> _Information shown_:
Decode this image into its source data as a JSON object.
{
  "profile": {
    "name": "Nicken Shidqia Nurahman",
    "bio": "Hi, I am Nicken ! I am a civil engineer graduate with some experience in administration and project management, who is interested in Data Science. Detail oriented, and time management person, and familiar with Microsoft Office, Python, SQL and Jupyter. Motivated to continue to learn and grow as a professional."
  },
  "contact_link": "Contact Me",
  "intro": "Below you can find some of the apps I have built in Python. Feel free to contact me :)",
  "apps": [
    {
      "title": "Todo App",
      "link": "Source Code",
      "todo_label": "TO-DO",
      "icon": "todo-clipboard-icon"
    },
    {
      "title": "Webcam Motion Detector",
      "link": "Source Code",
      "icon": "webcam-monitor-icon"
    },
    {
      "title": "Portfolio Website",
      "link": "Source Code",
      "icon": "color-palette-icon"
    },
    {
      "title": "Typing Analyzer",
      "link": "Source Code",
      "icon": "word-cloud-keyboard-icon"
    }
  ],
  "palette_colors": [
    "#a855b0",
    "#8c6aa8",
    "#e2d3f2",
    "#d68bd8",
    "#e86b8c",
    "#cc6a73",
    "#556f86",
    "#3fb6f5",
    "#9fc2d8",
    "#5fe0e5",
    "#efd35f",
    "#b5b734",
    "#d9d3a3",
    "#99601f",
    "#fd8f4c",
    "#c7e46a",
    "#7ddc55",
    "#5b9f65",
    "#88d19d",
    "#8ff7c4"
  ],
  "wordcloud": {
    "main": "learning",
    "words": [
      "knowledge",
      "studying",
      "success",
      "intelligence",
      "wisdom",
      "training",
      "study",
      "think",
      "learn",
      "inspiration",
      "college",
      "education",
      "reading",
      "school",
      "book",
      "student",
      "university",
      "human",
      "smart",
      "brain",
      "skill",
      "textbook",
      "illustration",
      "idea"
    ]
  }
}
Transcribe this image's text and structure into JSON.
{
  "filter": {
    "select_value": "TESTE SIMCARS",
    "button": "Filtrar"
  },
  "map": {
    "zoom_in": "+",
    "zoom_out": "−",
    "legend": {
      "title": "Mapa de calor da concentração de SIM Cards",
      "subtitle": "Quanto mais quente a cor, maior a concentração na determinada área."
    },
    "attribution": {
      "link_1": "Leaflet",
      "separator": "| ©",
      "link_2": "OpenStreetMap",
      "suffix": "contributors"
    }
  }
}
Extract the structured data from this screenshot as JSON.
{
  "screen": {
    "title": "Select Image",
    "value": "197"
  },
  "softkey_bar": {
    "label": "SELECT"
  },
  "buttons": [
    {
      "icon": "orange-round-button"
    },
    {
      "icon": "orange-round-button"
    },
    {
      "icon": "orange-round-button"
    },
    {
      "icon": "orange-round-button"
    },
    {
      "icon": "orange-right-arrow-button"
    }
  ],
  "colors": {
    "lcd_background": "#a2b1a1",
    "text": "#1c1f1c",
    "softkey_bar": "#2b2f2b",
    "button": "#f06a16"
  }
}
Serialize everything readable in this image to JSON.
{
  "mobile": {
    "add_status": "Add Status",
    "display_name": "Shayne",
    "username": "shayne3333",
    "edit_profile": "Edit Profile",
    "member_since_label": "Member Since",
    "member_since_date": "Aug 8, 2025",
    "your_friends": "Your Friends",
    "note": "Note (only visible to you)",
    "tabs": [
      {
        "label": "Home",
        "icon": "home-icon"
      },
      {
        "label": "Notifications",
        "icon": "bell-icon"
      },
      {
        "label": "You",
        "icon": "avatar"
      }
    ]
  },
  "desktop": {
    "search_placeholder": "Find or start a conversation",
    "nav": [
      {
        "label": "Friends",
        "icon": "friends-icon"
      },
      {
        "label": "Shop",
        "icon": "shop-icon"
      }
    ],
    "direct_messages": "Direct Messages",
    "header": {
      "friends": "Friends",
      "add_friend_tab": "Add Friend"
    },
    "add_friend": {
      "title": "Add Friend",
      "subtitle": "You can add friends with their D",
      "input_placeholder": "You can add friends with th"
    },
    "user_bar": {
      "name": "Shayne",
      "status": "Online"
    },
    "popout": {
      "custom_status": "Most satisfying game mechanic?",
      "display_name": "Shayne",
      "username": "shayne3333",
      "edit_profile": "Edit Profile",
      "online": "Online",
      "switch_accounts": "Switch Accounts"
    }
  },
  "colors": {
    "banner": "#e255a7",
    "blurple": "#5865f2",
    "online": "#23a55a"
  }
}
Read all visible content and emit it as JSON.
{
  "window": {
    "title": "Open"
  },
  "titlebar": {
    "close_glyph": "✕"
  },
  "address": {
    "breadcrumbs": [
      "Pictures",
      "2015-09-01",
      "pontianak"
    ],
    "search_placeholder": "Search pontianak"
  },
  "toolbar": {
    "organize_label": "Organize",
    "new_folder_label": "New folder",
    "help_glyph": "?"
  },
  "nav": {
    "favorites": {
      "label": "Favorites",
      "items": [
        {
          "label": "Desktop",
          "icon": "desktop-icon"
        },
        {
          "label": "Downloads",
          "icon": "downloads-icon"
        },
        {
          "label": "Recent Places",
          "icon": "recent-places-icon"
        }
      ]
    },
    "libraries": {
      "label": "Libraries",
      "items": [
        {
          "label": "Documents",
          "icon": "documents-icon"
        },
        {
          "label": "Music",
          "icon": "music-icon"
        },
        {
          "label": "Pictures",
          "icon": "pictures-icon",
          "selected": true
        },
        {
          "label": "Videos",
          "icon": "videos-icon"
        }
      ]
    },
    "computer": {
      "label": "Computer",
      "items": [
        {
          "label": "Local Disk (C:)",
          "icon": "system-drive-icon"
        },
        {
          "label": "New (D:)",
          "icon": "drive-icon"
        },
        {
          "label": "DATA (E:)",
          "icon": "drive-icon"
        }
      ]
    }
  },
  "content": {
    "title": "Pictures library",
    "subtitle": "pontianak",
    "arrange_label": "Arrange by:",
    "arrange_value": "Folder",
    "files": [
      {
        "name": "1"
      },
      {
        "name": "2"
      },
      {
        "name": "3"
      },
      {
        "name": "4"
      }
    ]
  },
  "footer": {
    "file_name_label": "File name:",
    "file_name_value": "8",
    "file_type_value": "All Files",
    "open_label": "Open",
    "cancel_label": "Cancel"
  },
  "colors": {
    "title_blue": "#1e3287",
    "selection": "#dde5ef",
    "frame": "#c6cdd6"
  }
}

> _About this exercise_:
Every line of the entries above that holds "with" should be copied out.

> _Finished task_:
    "bio": "Hi, I am Nicken ! I am a civil engineer graduate with some experience in administration and project management, who is interested in Data Science. Detail oriented, and time management person, and familiar with Microsoft Office, Python, SQL and Jupyter. Motivated to continue to learn and grow as a professional."
      "subtitle": "You can add friends with their D",
      "input_placeholder": "You can add friends with th"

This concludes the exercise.